The Tank Dress
Added Aug 10, 2011
by Amanda Flynn
So, ever since Royal Wedding Fever struck the world, I’ve been a little bit obsessed with Kate Middleton’s fashion choices. I love her ladylike style, how she actually wears her outfits more than once, and the fact that not every item she chooses is a designer piece worth thousands of dollars. I especially love all her dresses (the classic sheath is just delicious). Oh yeah, and the nude pumps she wore all through Canada. Want those. :) / This dress was inspired partly by my newfound passion for those one-piece ensembles (I’ve been wearing separates way too much for the past four years or so) and also by one of my favorite summer items – the tank top. When there’s no air-conditioning and the temperature is in the upper nineties, with 100% humidity that makes it feel like one hundred and fifteen (only a slight exaggeration), pretty much the only thing I can stand to wear is shorts and a tank top. Sooo… I decided to take that favorite piece and expand it into something just as comfy and versatile – a tank dress. / Overall, I am pleased with how it came out. The dress is a tad tighter than I’d like and it’s further emphasized by the thin, clinginess of the fabric, but I know that when I try this again I’ll just cut more generously and use a heavier knit. In an amazing color, of course. / This was definitely a fun experiment and the end result feels very ready for tea with The Queen. ;) I can’t wait to try this out with some layers when fall rolls around. Cardigans, jackets and et cetera. Mmm…

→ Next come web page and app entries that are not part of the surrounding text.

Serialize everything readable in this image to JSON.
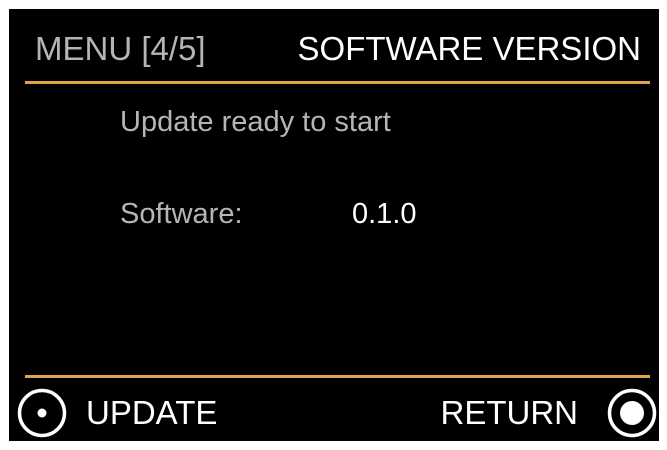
{
  "header": {
    "menu_index": "MENU [4/5]",
    "title": "SOFTWARE VERSION"
  },
  "content": {
    "status": "Update ready to start",
    "software_label": "Software:",
    "software_version": "0.1.0"
  },
  "footer": {
    "left_button": {
      "label": "UPDATE",
      "icon": "hollow-dot-ring-icon"
    },
    "right_button": {
      "label": "RETURN",
      "icon": "filled-dot-ring-icon"
    }
  },
  "colors": {
    "background": "#000000",
    "accent_line": "#e3a24e",
    "primary_text": "#ffffff",
    "secondary_text": "#b5b5b5"
  }
}
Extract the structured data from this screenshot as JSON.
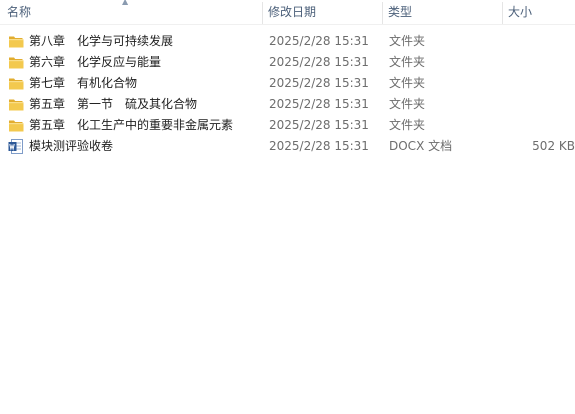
{
  "columns": {
    "name": "名称",
    "date": "修改日期",
    "type": "类型",
    "size": "大小"
  },
  "files": [
    {
      "name": "第八章　化学与可持续发展",
      "date": "2025/2/28 15:31",
      "type": "文件夹",
      "size": "",
      "icon": "folder-icon"
    },
    {
      "name": "第六章　化学反应与能量",
      "date": "2025/2/28 15:31",
      "type": "文件夹",
      "size": "",
      "icon": "folder-icon"
    },
    {
      "name": "第七章　有机化合物",
      "date": "2025/2/28 15:31",
      "type": "文件夹",
      "size": "",
      "icon": "folder-icon"
    },
    {
      "name": "第五章　第一节　硫及其化合物",
      "date": "2025/2/28 15:31",
      "type": "文件夹",
      "size": "",
      "icon": "folder-icon"
    },
    {
      "name": "第五章　化工生产中的重要非金属元素",
      "date": "2025/2/28 15:31",
      "type": "文件夹",
      "size": "",
      "icon": "folder-icon"
    },
    {
      "name": "模块测评验收卷",
      "date": "2025/2/28 15:31",
      "type": "DOCX 文档",
      "size": "502 KB",
      "icon": "word-document-icon"
    }
  ],
  "colors": {
    "header_text": "#4c607a",
    "folder_yellow": "#f3c94e",
    "word_blue": "#2b5797"
  }
}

This fabric was given to me in a bag of vintage textiles (which included the fabric for my 70s-inspired skirt) and I decided it would be perfect for a test run of my idea. The color isn’t my best (it actually looks kind of green in these photos, but it’s much more grey/blue) which meant I wouldn’t be devastated if it didn’t turn out the way I hoped. I took one of my tanks, folded it in half and placed it on the crease of the fabric. Using that as a very rough guide, I cut out the dress. I was kind of freaked out because I don’t think I’ve ever tried something so completely pattern-free, but I figured the knit would be forgiving. / It was. I sewed the dress together at the sides, hemmed it up and bound the neck and arm holes with bias cut from the leftover fabric. The “belt” is simply the excess fabric I cut from the hemline.